Rather than a list, let's just say what we have.
We have a zone that runs a scenario. Players can connect to the zone, and are then given several dialogs to select a team and commander type. AI players will be created to fill out any empty teams. The scenario specifies the team count, typically 2 but it will work with any number. When the scenario begins the commanders will move to a spawn point, summon their primary units, and they'll enter a combat state. If they enter proximity with an enemy unit they'll begin an attack sequence. The user can execute a couple different 'AI' actions, which tell the units where to go and how to act. This is all pretty simple stuff, but clearly necessary.
More time has been spent on the unit development. We've come up with a relatively detailed design for the primary unit types, how they develop, how they act, and what control the user has over them. Primaries develop with a simple class system; Each class has 10 ranks, each rank may grant new abilities and attributes. Some of these are allowed to be permanent improvements, which continue to take effect after the primary changes class. Some classes have prerequisites on other class ranks. This forms a fairly wide tree of possible primary unit types.
The intent for the primaries is that they are your group's customization. Selection of which class they are (and which they have been in the past) determines your ability selection. It also determines how you'll want to build formations and develop your commander. The commander's development methodology is not as well determined or implemented as of yet, but the plan is to use a fairly simple skill system. Commanders focus on formations, managing morale, and utilizing territory, rather than styles of attacks and defenses. This makes them a bit more complicated to design, but more interesting as well.
We started designing each primary class in the generic server editor, but quickly ran into a scalability problem. The editor was not designed for mass data entry. Even just the 4 introductory classes would require 50 states and 40 actions, almost all of which are identical but for small changes. Since we want there to be a wide variety of primary types, this had to be resolved.
So we started building a file to store all our data in, which we would parse, and then construct the gamedata from. This is remarkably easy with the World as it is. Next, since now I'm not the only one working on the system, we decided to make this file sharable and easily to collaborate on. So we uploaded it to google docs. Next, I decided that downloading the file, processing, and running it, was entirely too cumbersome, so we wrote some code to do all that automatically.
So now we have an online document, and the system automatically builds the classes from it. This is very cool. Trust me. We expanded the file to include action declarations, state descriptions, class data, and some commander data as well.
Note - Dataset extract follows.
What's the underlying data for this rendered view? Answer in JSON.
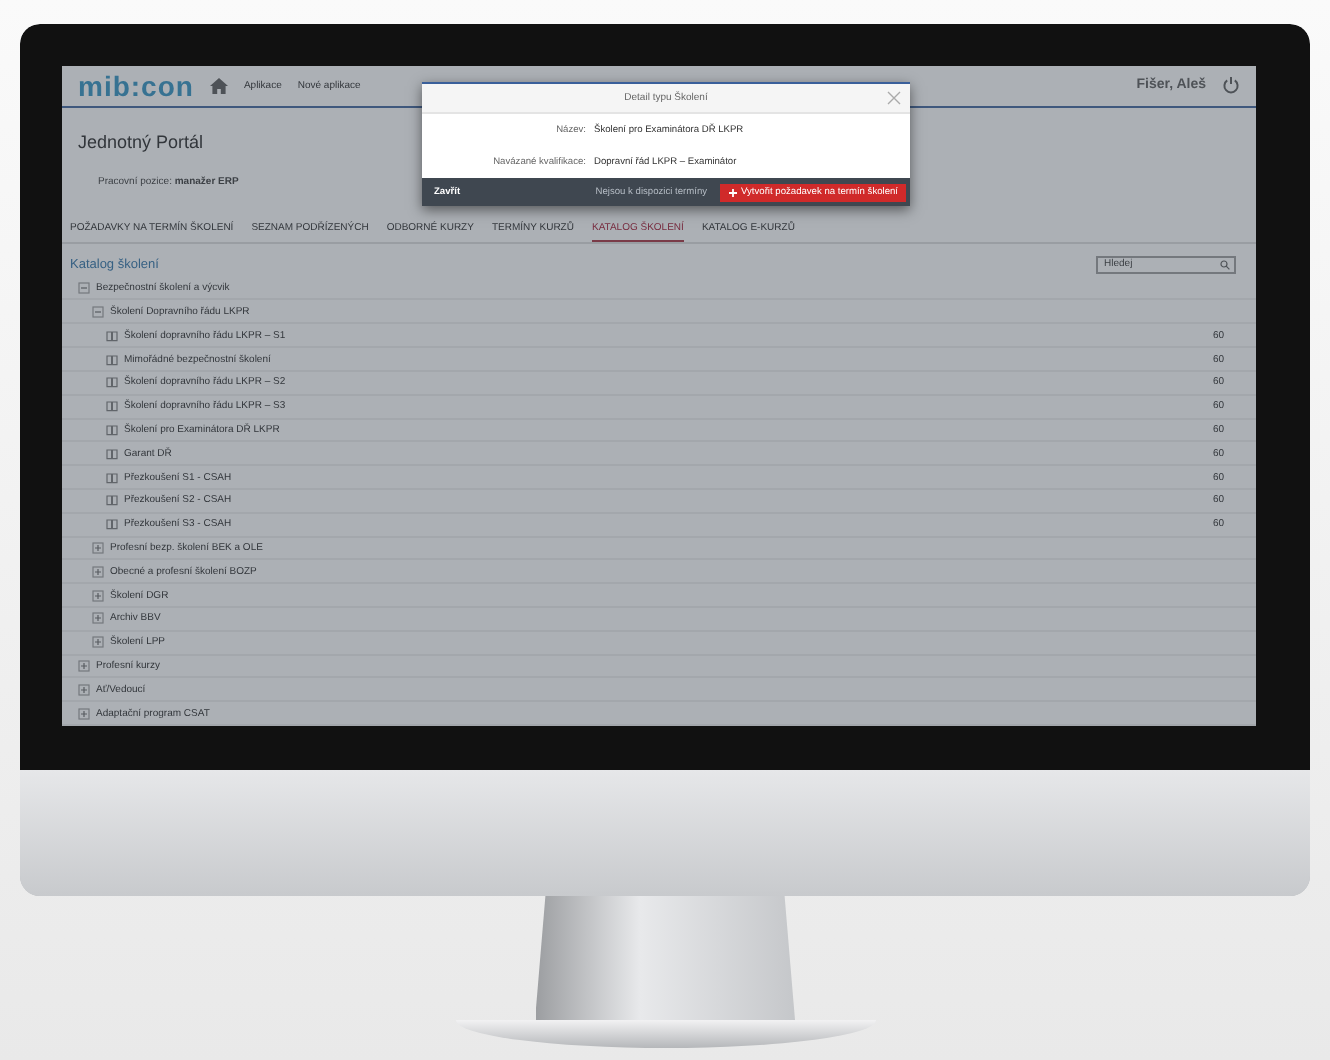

So great! We've got some data. Creating a new class is wonderfully straightforward; add its abilities and states into the doc, make the class ranks, and rebuild. Takes about 10 minutes. Sure, there isn't a client to actually play with them yet, but that'll get here soon.
About this time someone mentioned how cool it would be to have a simulator to test class balance. That sounded fun, so I wrote it. Continuing on from the previous kick, I decided that we'd use another google doc to store the sim inputs. And heck, why not just spit it back out into the spreadsheet as well? Oh, and since we're using a scheduler for all the operations, why not just fake the timing so that it runs at 100% CPU, instead of waiting for realtime to pass? Sure, why not?
So we have a single program now, that reads in the class data from online, builds the class data, actions, and states, then runs every single class rank against every other class at the same rank, 100 times, then spits the output back to a google spreadsheet. 100 fights takes about 7 seconds, so the current testing spreadsheet (about 70 comparisons, 100 iterations each) takes a couple minutes. But that's 7000 fights! You can watch the spreadsheet just fill in with data. Make a small tweak; rerun just one line, test the output, and repeat! It's addictive. I think I'll go make a new class now, just for fun.
Wait, maybe I should make the game playable.
Nah, the sim's good enough. We'll just play that.